- _REQUIREMENT_: Search the records below for the string "Jamie" and copy each line where it turns up.

[Website and app data records]
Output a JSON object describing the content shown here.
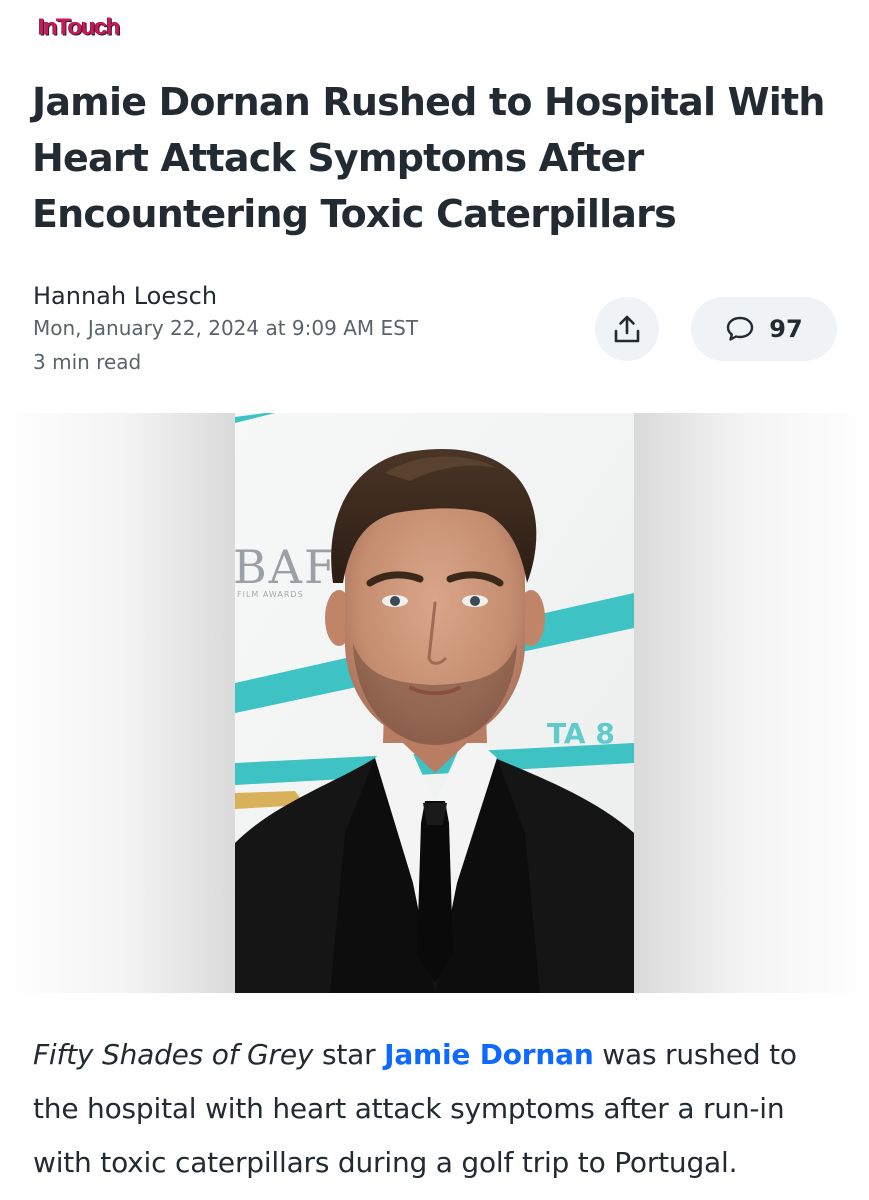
{
  "publisher": {
    "logo_text": "InTouch"
  },
  "article": {
    "headline": "Jamie Dornan Rushed to Hospital With Heart Attack Symptoms After Encountering Toxic Caterpillars",
    "author": "Hannah Loesch",
    "date": "Mon, January 22, 2024 at 9:09 AM EST",
    "read_time": "3 min read",
    "comment_count": "97",
    "body": {
      "italic_title": "Fifty Shades of Grey",
      "text_1": " star ",
      "link_text": "Jamie Dornan",
      "text_2": " was rushed to the hospital with heart attack symptoms after a run-in with toxic caterpillars during a golf trip to Portugal."
    }
  },
  "hero_image": {
    "backdrop_text": "BAFT",
    "backdrop_subtext": "FILM AWARDS",
    "backdrop_badge": "TA 8"
  },
  "icons": {
    "share": "share-icon",
    "comment": "comment-icon"
  },
  "colors": {
    "brand": "#d4145a",
    "link": "#0f69ff",
    "button_bg": "#f0f3f5",
    "backdrop_accent": "#3ec2c4"
  }
}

- _RESPONSE AREA_:
    "headline": "Jamie Dornan Rushed to Hospital With Heart Attack Symptoms After Encountering Toxic Caterpillars",
      "link_text": "Jamie Dornan",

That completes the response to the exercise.